It also must be noted that many of the major early attempts at webcomics criticism were largely attack-websites that existed to tear down certain webcomics. This part of webcomic history cannot be ignored because it is important to why the central identity of the community of webcartoonists appear to be very protective of in-members.
That said, I have seen it said often enough that I’m content to withhold scrutiny of webcomics altogether.
File under “we don’t get paid enough for this shit,” know what I mean?
Unlike Godzilla, Pacific Rim doesn’t try to be serious even when it’s being serious. Characters have names like Stacker Pentecost and Hercules Hansen. The film requires you to believe that the best way to battle a giant monster is to build an even larger robot to fight that monster.
Much of the Act 2 drama derives from inter-pilot tension airlifted from the Val Kilmer scenes in Top Gun. It’s the polar opposite of the Godzilla school of drama, where everyone is a total professional who has absolutely no personal goal besides Saving The World. In Pacific Rim, Idris Elba is Rinko Kikuchi’s Obi-Wan Kenobi, and two of the last Giant Robot-pilots in the world frequently get into sneering fights over who’s the bigger badass, and Charlie Day is a scientist.
So, for all these reasons, Pacific Rim is a movie that I’ve heard perfectly smart people describe as “stupid” or “silly.” The problem with this line of thinking is that, really, that every blockbuster is pretty “silly,” in the context of Things Adults Should Care About. Godzilla is not less stupid than Pacific Rim just because people frown more. […]
The difference, I think, is that Pacific Rim glories in its own silliness. There’s a flashback scene where Idris Elba rescues a little girl, and when he emerges from his giant robot, the sun shines upon him like he’s the catharsis in a biblical epic. There’s a moment when one giant robot swings an oil tanker like a sword. Then it grows a sword out of its wrist. Then it falls from space to earth.
There are real complaints to make about Pacific Rim, I guess, all of them fair and most of them pedantic. I know a lot of people who have issues with the story. (“Why didn’t they use the wrist-sword earlier?” is a popular one.) Conversely, I don’t really know anyone who minds the story in Godzilla, possibly because everything stupid that happens is prefaced by Frowning Watanabe saying “This is why the stupid thing that’s about to happen makes sense.” Godzilla wants so badly to make sense. Pacific Rim wants so badly for Ron Perlman to wear golden shoes.

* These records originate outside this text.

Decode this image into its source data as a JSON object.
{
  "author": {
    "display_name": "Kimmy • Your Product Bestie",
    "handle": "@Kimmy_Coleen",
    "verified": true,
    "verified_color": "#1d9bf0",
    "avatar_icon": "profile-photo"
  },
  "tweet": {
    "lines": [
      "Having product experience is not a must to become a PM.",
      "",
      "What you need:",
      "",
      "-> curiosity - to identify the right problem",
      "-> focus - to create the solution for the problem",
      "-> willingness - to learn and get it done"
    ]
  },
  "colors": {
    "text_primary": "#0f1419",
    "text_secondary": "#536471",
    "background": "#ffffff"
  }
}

”—Darren Franich, “Entertainment Geekly: A call for an end to serious blockbusters” (via rahleighs)
There is truth and then there is Truth. Pacific Rim eschews “truth” by skirting the edge of credibility, ignoring proper science (dinosaurs had two brains? Really?) and positing a ridiculous premise. In exchange it gains TRUTH, by giving you big cartoon characters that you can totally identify with, feel what they feel, care about what they care about. They are not well fleshed-out, have simple goals, and fight stupid fights with each other. But their emotions are written across the screen in bright blue paint. Even the characters who barely get any lines. Pacific Rim is a movie about feelings. And what is art for, if not to make you feel things?